In a study of 174 people, statistical results showed that people expected pink coffee packaging to be "sweet", and green coffee packaging was expected to be "sour". And packaging with sharp patterns is expected to be sour, whether it is pink or green.
After the coffee was actually drunk, even if it was in a different color package, there was no significant difference in the evaluation of sweet and sour by the subjects, and the green packaging did not really taste the significantly higher acidity. That's because it's all the same coffee.
Where is the interesting part of this research?
After the subjects finished their coffee, they were asked two more questions:
1. How much do you like this bag of coffee
2. How high is your willingness to buy?
Regardless of what color and pattern the subjects received, the packages with higher likeness and higher willingness to buy were all packages with "commensurate expectations".

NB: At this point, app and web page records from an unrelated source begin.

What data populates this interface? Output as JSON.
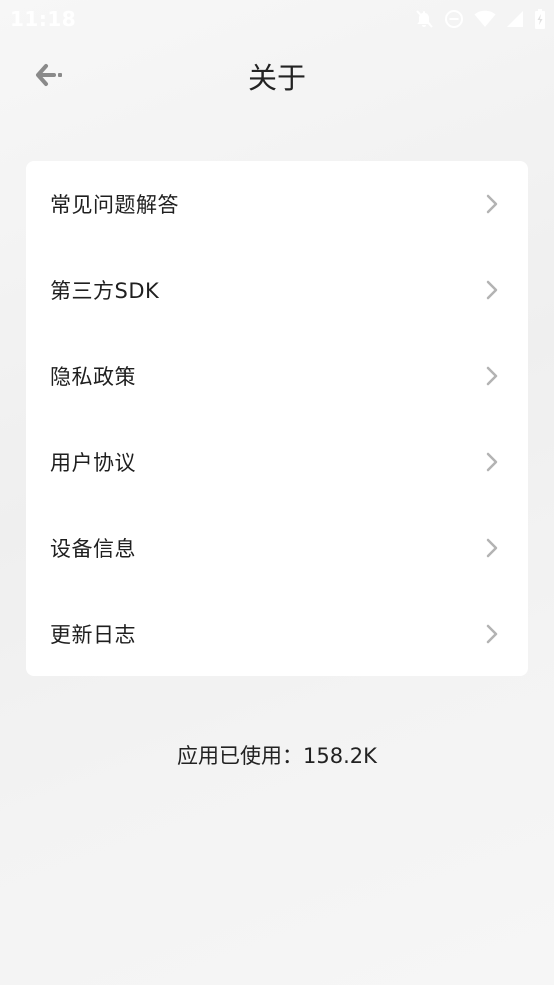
{
  "status_bar": {
    "time": "11:18",
    "icons": [
      "notifications-off-icon",
      "do-not-disturb-icon",
      "wifi-icon",
      "signal-icon",
      "battery-icon"
    ]
  },
  "header": {
    "title": "关于",
    "back_icon": "back-arrow-icon"
  },
  "menu": {
    "items": [
      {
        "label": "常见问题解答"
      },
      {
        "label": "第三方SDK"
      },
      {
        "label": "隐私政策"
      },
      {
        "label": "用户协议"
      },
      {
        "label": "设备信息"
      },
      {
        "label": "更新日志"
      }
    ],
    "chevron_icon": "chevron-right-icon"
  },
  "footer": {
    "usage": "应用已使用：158.2K"
  },
  "colors": {
    "background": "#f2f2f2",
    "card": "#ffffff",
    "text": "#222222",
    "chevron": "#b3b3b3",
    "back_arrow": "#8a8a8a"
  }
}
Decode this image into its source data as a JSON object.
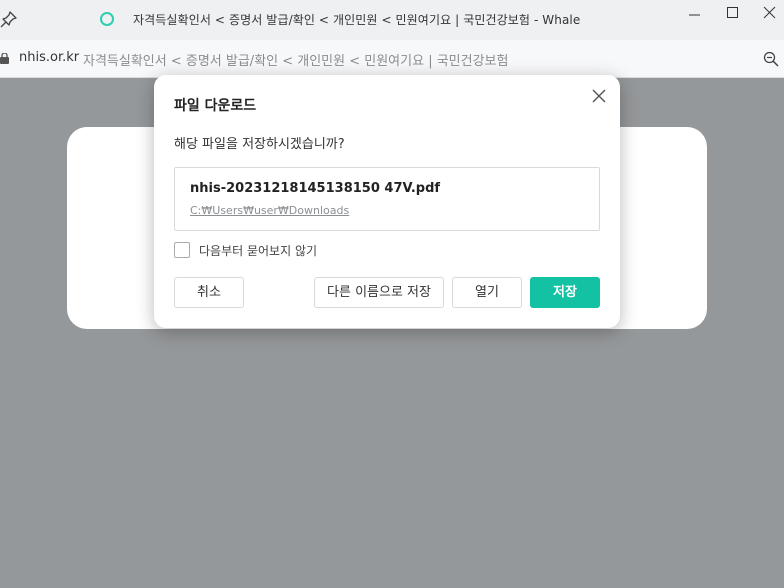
{
  "window": {
    "title": "자격득실확인서 < 증명서 발급/확인 < 개인민원 < 민원여기요 | 국민건강보험 - Whale",
    "icons": [
      "pin-icon",
      "whale-logo-icon",
      "minimize-icon",
      "maximize-icon",
      "close-icon"
    ]
  },
  "address_bar": {
    "domain": "nhis.or.kr",
    "page_title": "자격득실확인서 < 증명서 발급/확인 < 개인민원 < 민원여기요 | 국민건강보험",
    "icons": [
      "lock-icon",
      "zoom-icon"
    ]
  },
  "dialog": {
    "title": "파일 다운로드",
    "question": "해당 파일을 저장하시겠습니까?",
    "file_name": "nhis-20231218145138150 47V.pdf",
    "file_path": "C:₩Users₩user₩Downloads",
    "checkbox_label": "다음부터 묻어보지 않기",
    "checkbox_checked": false,
    "buttons": {
      "cancel": "취소",
      "save_as": "다른 이름으로 저장",
      "open": "열기",
      "save": "저장"
    },
    "accent_color": "#13c2a3"
  },
  "colors": {
    "overlay": "#95989a",
    "titlebar": "#eef0f2",
    "whale_logo": "#2ccfae"
  }
}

In other words, green that looks more sour with sharp patterns that look sour, or pink that feels sweet, and sleek patterns that look comfortable and sweet, are very commensurate, in line with expectations, people will like them more, and will want to buy them. .

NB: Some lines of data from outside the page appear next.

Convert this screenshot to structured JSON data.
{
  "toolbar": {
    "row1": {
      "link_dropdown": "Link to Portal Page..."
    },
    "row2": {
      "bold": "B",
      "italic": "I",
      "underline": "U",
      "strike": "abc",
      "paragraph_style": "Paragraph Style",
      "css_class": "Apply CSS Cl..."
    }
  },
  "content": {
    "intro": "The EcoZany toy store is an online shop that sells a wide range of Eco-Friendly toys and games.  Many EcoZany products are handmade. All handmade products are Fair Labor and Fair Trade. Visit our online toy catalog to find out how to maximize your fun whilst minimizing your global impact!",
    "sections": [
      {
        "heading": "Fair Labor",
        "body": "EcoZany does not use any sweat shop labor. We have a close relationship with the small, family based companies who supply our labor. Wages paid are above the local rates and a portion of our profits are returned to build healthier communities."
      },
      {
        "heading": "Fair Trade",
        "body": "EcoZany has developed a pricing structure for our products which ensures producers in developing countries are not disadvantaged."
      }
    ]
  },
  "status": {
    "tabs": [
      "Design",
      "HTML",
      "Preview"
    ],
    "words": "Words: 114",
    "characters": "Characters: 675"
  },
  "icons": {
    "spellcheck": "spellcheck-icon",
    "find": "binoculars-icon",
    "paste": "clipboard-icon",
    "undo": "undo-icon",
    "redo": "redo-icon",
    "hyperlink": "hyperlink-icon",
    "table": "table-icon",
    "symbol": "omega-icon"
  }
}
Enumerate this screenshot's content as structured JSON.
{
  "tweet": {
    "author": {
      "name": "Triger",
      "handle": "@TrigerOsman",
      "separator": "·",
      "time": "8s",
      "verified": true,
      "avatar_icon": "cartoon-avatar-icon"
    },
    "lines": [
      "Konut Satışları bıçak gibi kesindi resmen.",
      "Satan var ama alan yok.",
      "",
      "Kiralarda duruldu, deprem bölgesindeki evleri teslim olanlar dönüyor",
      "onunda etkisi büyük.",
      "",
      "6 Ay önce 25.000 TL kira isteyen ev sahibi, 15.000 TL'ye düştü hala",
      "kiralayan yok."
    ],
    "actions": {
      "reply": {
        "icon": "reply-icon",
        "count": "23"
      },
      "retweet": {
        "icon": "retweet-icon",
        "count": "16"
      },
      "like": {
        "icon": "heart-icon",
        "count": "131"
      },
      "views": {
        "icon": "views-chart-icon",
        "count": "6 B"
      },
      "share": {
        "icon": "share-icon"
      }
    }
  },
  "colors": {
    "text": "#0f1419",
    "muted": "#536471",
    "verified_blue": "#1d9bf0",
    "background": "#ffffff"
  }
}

Why is there such a phenomenon?
In order to effectively and quickly learn to understand the surrounding environment, our brain will continue to use what has been learned as a basis to further expand our new knowledge. For example, green apples are sour every time they are eaten. After a few times, we learn that green apples are sour. Then we found that many unripe fruits are green and yellow. After a long time, we can subconsciously feel sour when we see green. . When these expectations conflict with each other, or when the expectations conflict with the facts, we will be more unacceptable.
Pink salmon ice cream?
Another interesting experiment: The chef Blumenthal of Fat Duck, a three-star Michelin restaurant, designed an unsweetened pink ice product with a smoked salmon flavour. When it was given to people, some of the subjects had "ice cream" written on the label, while the others wrote "frozen savoury mousse."
It turned out that the group that they ate pink ice cream had a much lower preference for this sample than the subjects who expected to eat salty mousse. In addition, those who expected to eat ice cream felt that the saltiness, bitterness, and taste of the sample were all stronger than those of the other group.
This proves that your preferences for food and the taste you feel are not just a feedback from "tasting". What you expect, what you see or hear, will shape your sensory experience together. Because of this, we usually cover up the name of the bean when we cup it, so as not to affect the judgment of the senses because of the expectation. For example, if you also smell a flower scent, if you know that it is washed with water, you may feel that it is commonplace. , But if you knew in advance that it was wet planing mandheling, you might shout "Amazing!". So back to the coffee packaging, if the message conveyed is "commensurate" and "in line with expectations", the brain is more willing to accept it, and naturally it will receive more praise.